The Orange County Board of Commissioners approved the creation of the Orange County Opioid Advisory Committee at its Sept. 6 business meeting. The committee will advise the Board of Commissioners on how to utilize the county’s share of the national opioid settlement funds. Orange County is expected to receive $6,799,780 over the next 18 years and has already received its initial payment of $261,245.
“In July 2021, a bipartisan coalition of state attorneys general announced the national opioid settlement,” Orange County Health Director Quintana Stewart said. “This is a historic $26 billion agreement that would bring desperately needed help to communities harmed by the opioid epidemic.”
According to Stewart, there were 29 overdose deaths and 110 Emergency Department visits for suspected overdoses in Orange County in 2021. Stewart said more than 90 percent of the deaths were unintentional.
The committee will discuss opioid-related health concerns and issues impacting Orange County residents, advise the BOCC on options to expend funds to prevent opioid use and remedy opioid impacts, and plan and host an annual meeting to receive input on proposed uses of settlement funds.
The BOCC approved a 19-member advisory committee that includes representatives from the Orange County Sheriff, the Hillsborough, Carrboro and Chapel Hill police departments, Orange County schools, Chapel Hill-Carrboro schools, UNC Hospital, Alliance Health and representatives from the following county departments: Social Services, Emergency Services, Criminal Justice Resource Department and Health.
In addition, several spots will be open for county residents through an application process. Two spots will be for individuals with lived experience, along with a substance abuse treatment provider, a community group working on opioid-related concerns, an employment provider and two flex spots.

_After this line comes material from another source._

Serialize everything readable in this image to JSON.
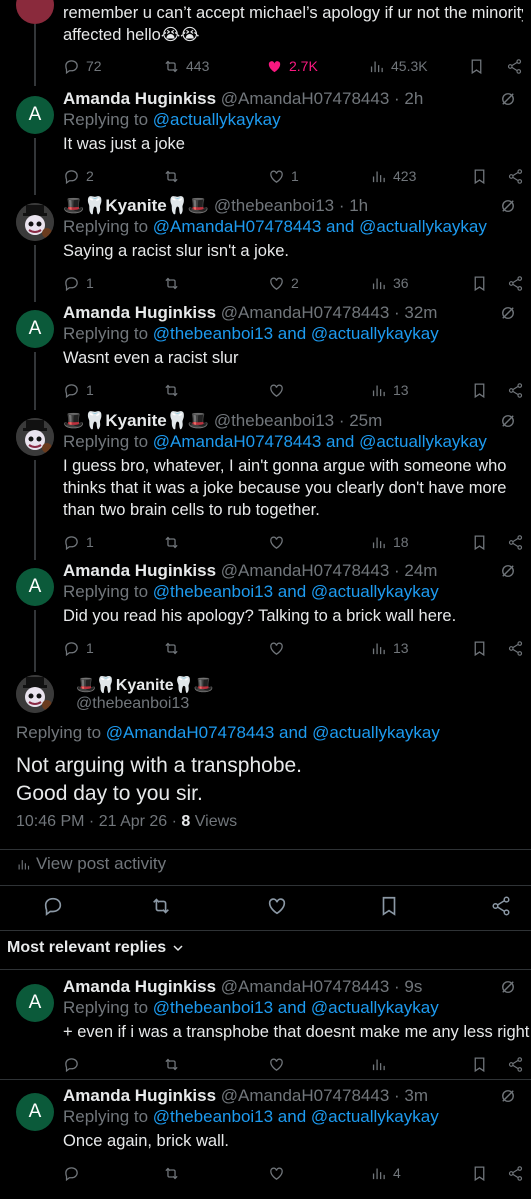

Residents interested in volunteering for one of the non-designated spots on the committee can contact Tara May at email@example.com
or (919) 245-2125.